§ **Task objective**: For each line below that holds "JSON", return the line as it stands.
Segment Start: The data
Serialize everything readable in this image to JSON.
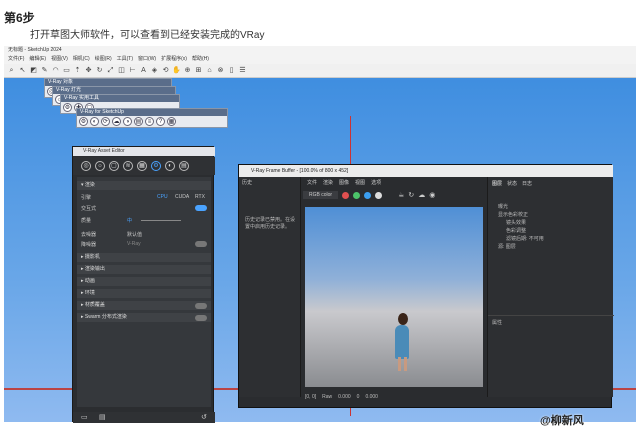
{
  "article": {
    "step_title": "第6步",
    "step_text": "打开草图大师软件，可以查看到已经安装完成的VRay",
    "watermark": "@柳新风"
  },
  "sketchup": {
    "title": "无标题 - SketchUp 2024",
    "menu": [
      "文件(F)",
      "编辑(E)",
      "视图(V)",
      "相机(C)",
      "绘图(R)",
      "工具(T)",
      "窗口(W)",
      "扩展程序(x)",
      "帮助(H)"
    ]
  },
  "vray_toolbars": {
    "t1": "V-Ray 灯光",
    "t2": "V-Ray 实用工具",
    "t3": "V-Ray for SketchUp",
    "t0": "V-Ray 对象"
  },
  "asset_editor": {
    "title": "V-Ray Asset Editor",
    "section_render": "渲染",
    "engine_label": "引擎",
    "engine_options": [
      "CPU",
      "CUDA",
      "RTX"
    ],
    "interactive_label": "交互式",
    "quality_label": "质量",
    "quality_value": "中",
    "denoise_label": "去噪器",
    "denoise_value": "默认值",
    "denoiser_label": "降噪器",
    "denoiser_value": "V-Ray",
    "sections": [
      "摄影机",
      "渲染输出",
      "动画",
      "环境",
      "材质覆盖",
      "Swarm 分布式渲染"
    ]
  },
  "frame_buffer": {
    "title": "V-Ray Frame Buffer - [100.0% of 800 x 452]",
    "menu": [
      "文件",
      "渲染",
      "图像",
      "视图",
      "选项"
    ],
    "left_head": "历史",
    "left_msg": "历史记录已禁用。在设置中启用历史记录。",
    "channel": "RGB color",
    "right_tabs": [
      "图层",
      "状态",
      "日志"
    ],
    "layers": [
      "曝光",
      "显示色彩校正",
      "镜头效果",
      "色彩调整",
      "滤镜后期: 不可用",
      "源: 图层"
    ],
    "props_label": "属性",
    "bottom_values": [
      "[0, 0]",
      "Raw",
      "0.000",
      "0",
      "0.000"
    ]
  },
  "colors": {
    "accent": "#2f7fd8"
  }
}
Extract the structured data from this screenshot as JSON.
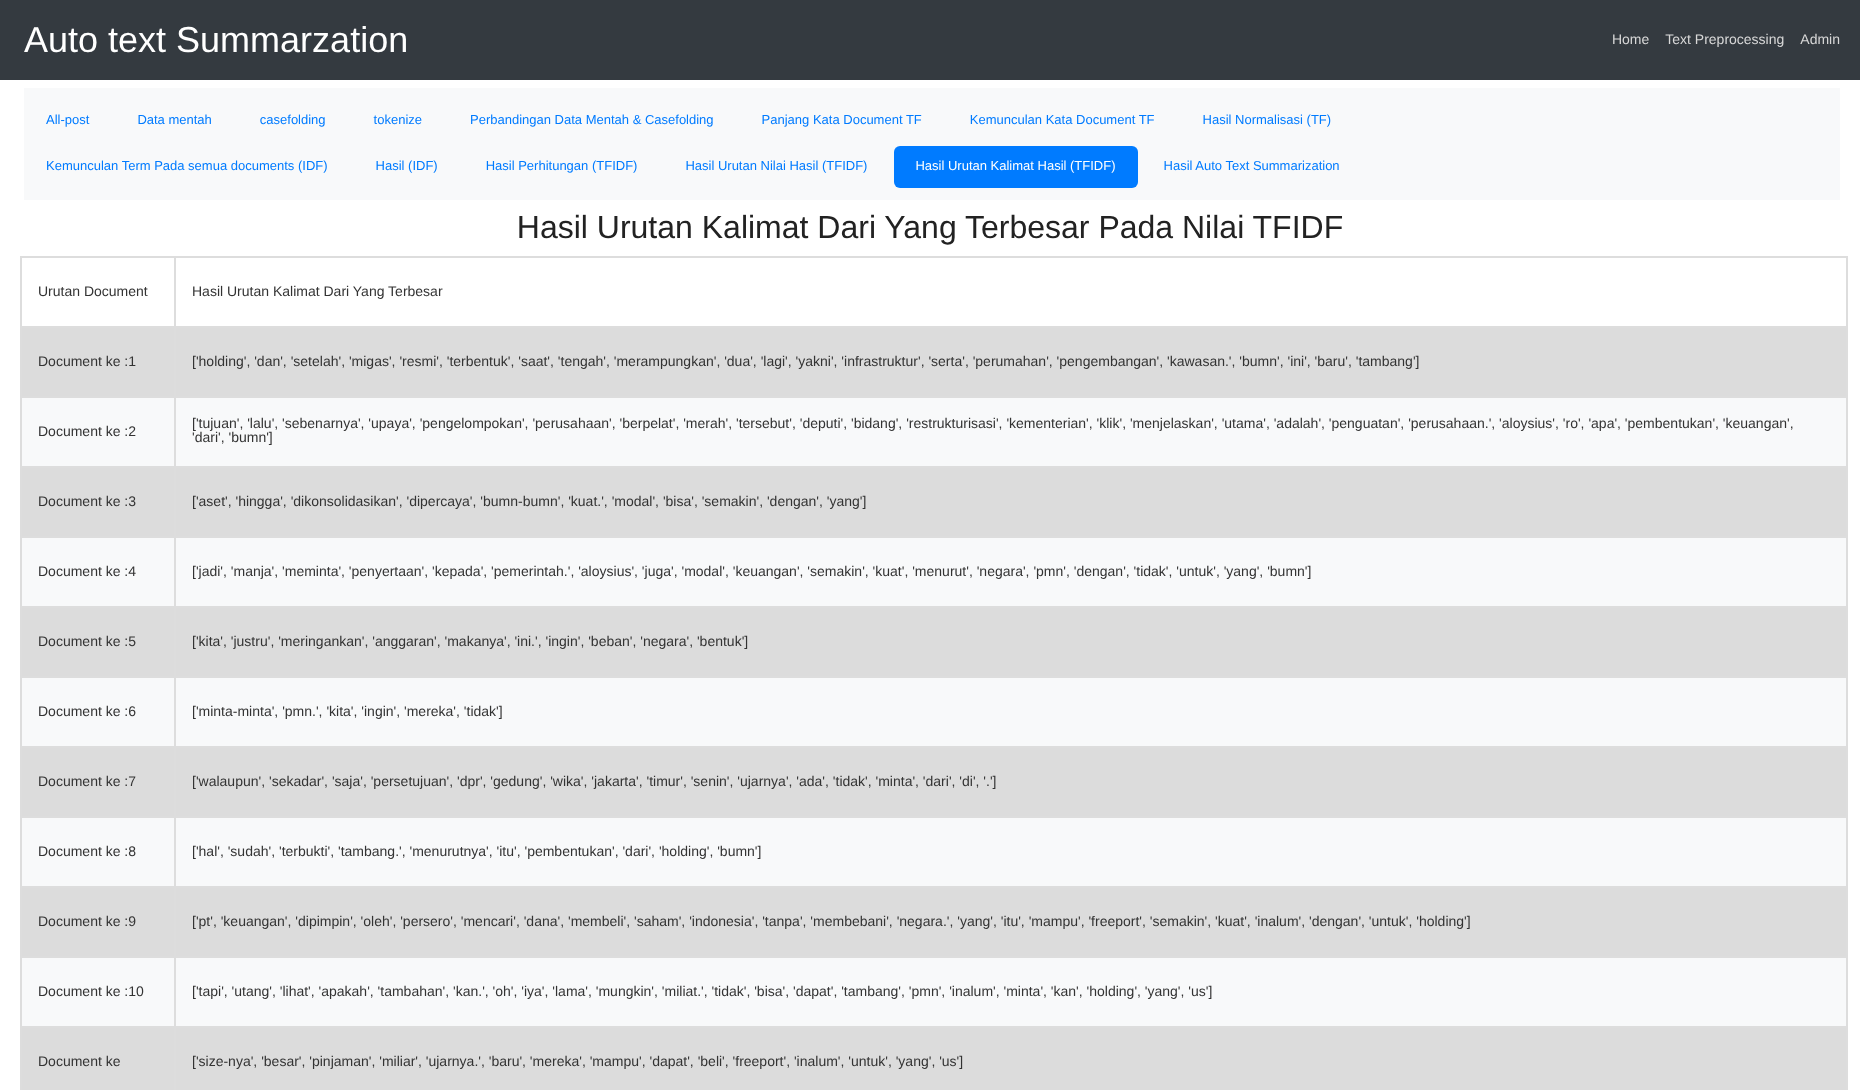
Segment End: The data
§ **Solution for this exercise**:
Serialize everything readable in this image to JSON.
Extract the structured data from this screenshot as JSON.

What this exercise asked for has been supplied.